**Record set**
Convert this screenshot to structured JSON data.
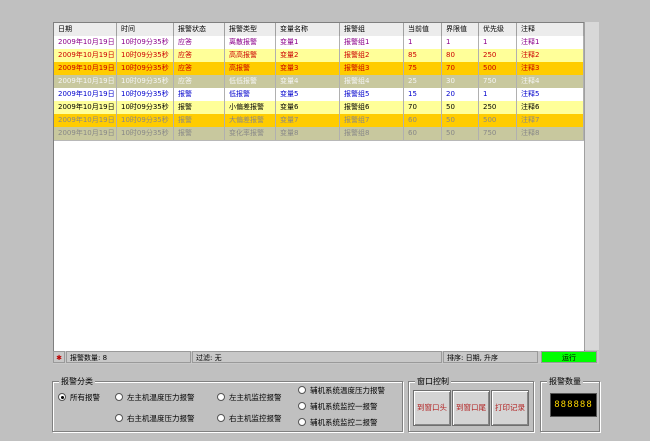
{
  "grid": {
    "columns": [
      "日期",
      "时间",
      "报警状态",
      "报警类型",
      "变量名称",
      "报警组",
      "当前值",
      "界限值",
      "优先级",
      "注释"
    ],
    "rows": [
      {
        "cells": [
          "2009年10月19日",
          "10时09分35秒",
          "应答",
          "离散报警",
          "变量1",
          "报警组1",
          "1",
          "1",
          "1",
          "注释1"
        ],
        "bg": "#ffffff",
        "fg": "#8b008b"
      },
      {
        "cells": [
          "2009年10月19日",
          "10时09分35秒",
          "应答",
          "高高报警",
          "变量2",
          "报警组2",
          "85",
          "80",
          "250",
          "注释2"
        ],
        "bg": "#ffff99",
        "fg": "#cc0000"
      },
      {
        "cells": [
          "2009年10月19日",
          "10时09分35秒",
          "应答",
          "高报警",
          "变量3",
          "报警组3",
          "75",
          "70",
          "500",
          "注释3"
        ],
        "bg": "#ffcc00",
        "fg": "#cc0000"
      },
      {
        "cells": [
          "2009年10月19日",
          "10时09分35秒",
          "应答",
          "低低报警",
          "变量4",
          "报警组4",
          "25",
          "30",
          "750",
          "注释4"
        ],
        "bg": "#c8c89e",
        "fg": "#f5f5f5"
      },
      {
        "cells": [
          "2009年10月19日",
          "10时09分35秒",
          "报警",
          "低报警",
          "变量5",
          "报警组5",
          "15",
          "20",
          "1",
          "注释5"
        ],
        "bg": "#ffffff",
        "fg": "#0000cc"
      },
      {
        "cells": [
          "2009年10月19日",
          "10时09分35秒",
          "报警",
          "小偏差报警",
          "变量6",
          "报警组6",
          "70",
          "50",
          "250",
          "注释6"
        ],
        "bg": "#ffff99",
        "fg": "#000000"
      },
      {
        "cells": [
          "2009年10月19日",
          "10时09分35秒",
          "报警",
          "大偏差报警",
          "变量7",
          "报警组7",
          "60",
          "50",
          "500",
          "注释7"
        ],
        "bg": "#ffcc00",
        "fg": "#888888"
      },
      {
        "cells": [
          "2009年10月19日",
          "10时09分35秒",
          "报警",
          "变化率报警",
          "变量8",
          "报警组8",
          "60",
          "50",
          "750",
          "注释8"
        ],
        "bg": "#c8c89e",
        "fg": "#888888"
      }
    ]
  },
  "status": {
    "count_label": "报警数量:  8",
    "filter_label": "过滤:  无",
    "sort_label": "排序:  日期,  升序",
    "run_label": "运行",
    "run_color": "#00ff00"
  },
  "category": {
    "title": "报警分类",
    "options": [
      "所有报警",
      "左主机温度压力报警",
      "左主机监控报警",
      "辅机系统温度压力报警",
      "右主机温度压力报警",
      "右主机监控报警",
      "辅机系统监控一报警",
      "辅机系统监控二报警"
    ]
  },
  "window_control": {
    "title": "窗口控制",
    "buttons": [
      "到窗口头",
      "到窗口尾",
      "打印记录"
    ]
  },
  "alarm_count": {
    "title": "报警数量",
    "display": "888888"
  }
}
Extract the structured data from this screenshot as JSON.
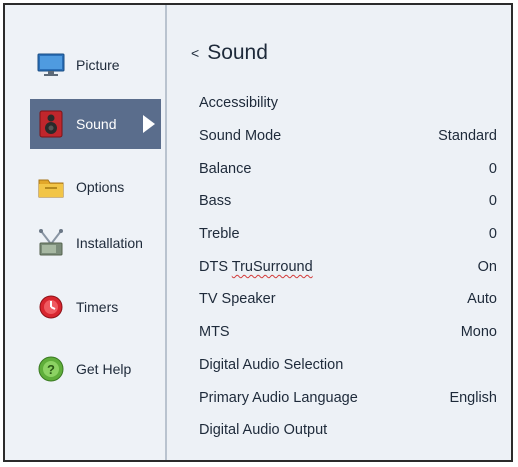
{
  "sidebar": {
    "items": [
      {
        "label": "Picture",
        "icon": "monitor-icon",
        "selected": false
      },
      {
        "label": "Sound",
        "icon": "speaker-icon",
        "selected": true
      },
      {
        "label": "Options",
        "icon": "folder-icon",
        "selected": false
      },
      {
        "label": "Installation",
        "icon": "antenna-icon",
        "selected": false
      },
      {
        "label": "Timers",
        "icon": "alarm-icon",
        "selected": false
      },
      {
        "label": "Get Help",
        "icon": "help-icon",
        "selected": false
      }
    ]
  },
  "main": {
    "back_glyph": "<",
    "title": "Sound",
    "settings": [
      {
        "label_pre": "Accessibility",
        "label_squiggle": "",
        "value": ""
      },
      {
        "label_pre": "Sound Mode",
        "label_squiggle": "",
        "value": "Standard"
      },
      {
        "label_pre": "Balance",
        "label_squiggle": "",
        "value": "0"
      },
      {
        "label_pre": "Bass",
        "label_squiggle": "",
        "value": "0"
      },
      {
        "label_pre": "Treble",
        "label_squiggle": "",
        "value": "0"
      },
      {
        "label_pre": "DTS ",
        "label_squiggle": "TruSurround",
        "value": "On"
      },
      {
        "label_pre": "TV Speaker",
        "label_squiggle": "",
        "value": "Auto"
      },
      {
        "label_pre": "MTS",
        "label_squiggle": "",
        "value": "Mono"
      },
      {
        "label_pre": "Digital Audio Selection",
        "label_squiggle": "",
        "value": ""
      },
      {
        "label_pre": "Primary Audio Language",
        "label_squiggle": "",
        "value": "English"
      },
      {
        "label_pre": "Digital Audio Output",
        "label_squiggle": "",
        "value": ""
      }
    ]
  },
  "colors": {
    "selected_bg": "#5a6d8c",
    "panel_bg": "#edf1f6",
    "text": "#1e2a3a"
  }
}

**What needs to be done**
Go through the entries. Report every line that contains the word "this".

**Task response**
Convert this screenshot to structured JSON data.
Extract the structured data from this screenshot as JSON.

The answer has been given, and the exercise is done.